Re: "A Little Less Reanimation" [Two Ears and a Tale, July 18]—I feel Kurt B. Reighley is in the minority when it comes to his opinion of the new Elvis vs. JXL remix of "A Little Less Conversation." This song is No. 1 in 17 countries throughout the world, and it is only there because Elvis Presley Enterprises and RCA/BMG Records decided that Elvis' catalog needed a relaunch to appeal more to a younger audience.

The record itself has a fantastic dance beat and is so much more exciting than the original version. I personally feel more Elvis tracks should be brought into the 21st century with a similar treatment.

Brian Quinn

via e-mail


The opposition to Referendum 51 on the part of 1000 Friends of Washington, Transportation Choices Coalition, and the Washington State Public Interest Research Group is ridiculous ["Green Warriors," July 11].

From their reaction, you'd think R-51 was more like Tim Eyman's absurd I-745, which would have gutted transit funding to pay for more roads. R-51 does not sacrifice buses for asphalt, but still we're hearing dire warnings of urban sprawl, congestion, and pollution.

Nonsense. The sky will not fall if R-51 passes. R-51 will simply substitute a higher gas tax for the departed excise tax.

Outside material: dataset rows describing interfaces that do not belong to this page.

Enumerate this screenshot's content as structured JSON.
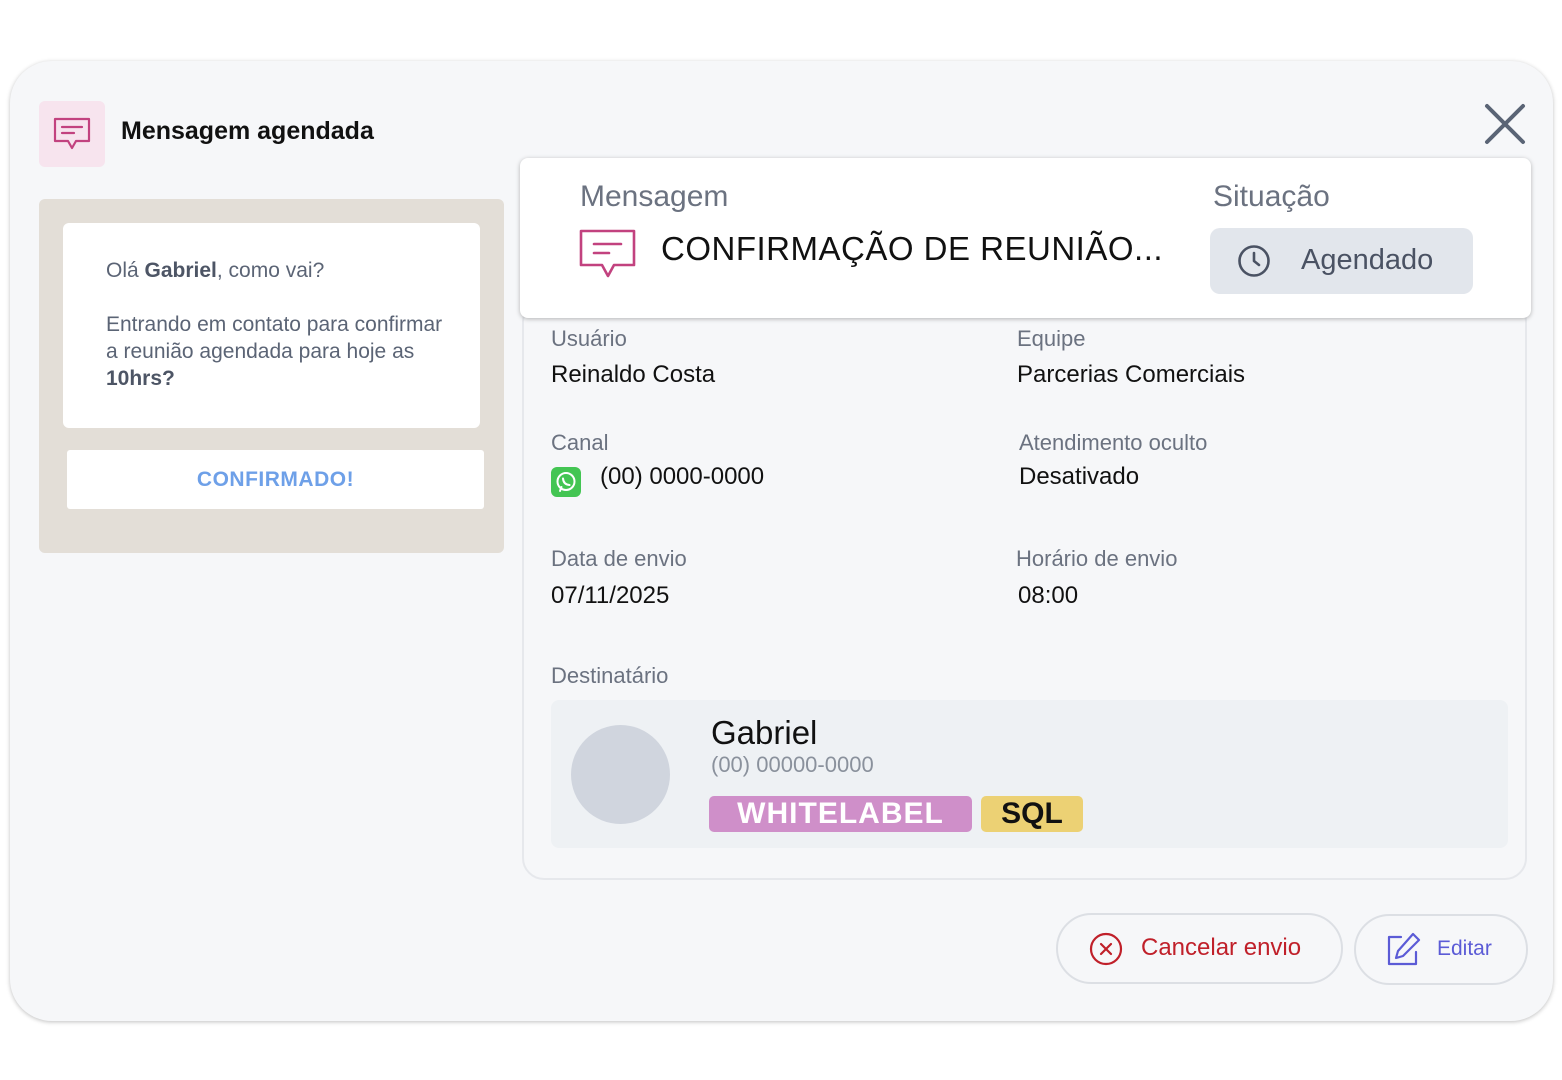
{
  "header": {
    "title": "Mensagem agendada"
  },
  "preview": {
    "greeting_prefix": "Olá ",
    "greeting_name": "Gabriel",
    "greeting_suffix": ", como vai?",
    "body_prefix": "Entrando em contato para confirmar a reunião agendada para hoje as ",
    "body_bold": "10hrs?",
    "button_label": "CONFIRMADO!"
  },
  "summary": {
    "message_label": "Mensagem",
    "message_title": "CONFIRMAÇÃO DE REUNIÃO...",
    "status_label": "Situação",
    "status_value": "Agendado"
  },
  "fields": {
    "user_label": "Usuário",
    "user_value": "Reinaldo Costa",
    "team_label": "Equipe",
    "team_value": "Parcerias Comerciais",
    "channel_label": "Canal",
    "channel_value": "(00) 0000-0000",
    "hidden_label": "Atendimento oculto",
    "hidden_value": "Desativado",
    "date_label": "Data de envio",
    "date_value": "07/11/2025",
    "time_label": "Horário de envio",
    "time_value": "08:00"
  },
  "recipient": {
    "label": "Destinatário",
    "name": "Gabriel",
    "phone": "(00) 00000-0000",
    "tags": [
      "WHITELABEL",
      "SQL"
    ]
  },
  "actions": {
    "cancel_label": "Cancelar envio",
    "edit_label": "Editar"
  },
  "colors": {
    "accent_pink": "#c2427f",
    "cancel_red": "#c0202a",
    "edit_blue": "#5b5bd6",
    "whatsapp_green": "#43c553",
    "tag_whitelabel": "#cf8fc9",
    "tag_sql": "#ecd174"
  }
}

Our 1960s vintage freeways (some of which will be rubble after the next earthquake) weren't designed to handle today's traffic. Yes, we need better public transportation, but we also need more lane miles of highway. R-51 provides for both, and the gas tax is the best way to pay for it. The more you drive (and the less efficient your vehicle), the more you pay. Furthermore, if R-51 succeeds in reducing congestion, it will result in less pollution, not more.

My message to the above interest groups, as well as those who have not yet taken a position on R-51, is this: Admit that our inadequate highways aren't doing the region or the environment any favors. R-51 isn't perfect, but it deserves to pass.

Brian Nickel

Gig Harbor


Last week in Buzz, we mischaracterized the circumstances under which Seattle City Council aide Mariette Spence left her position; she resigned. The Weekly regrets the error.

Gotta message? Write to Seattle Weekly, 1008 Western, Ste. 300, Seattle, WA 98104; fax to 206-467-4377; or e-mail to By submission of a letter, you agree that we may edit the letter and publish and/or license the publication of it in print, electronically, and for archival purposes. Please include name, location, and phone number.

comments powered by Disqus

Friends to Follow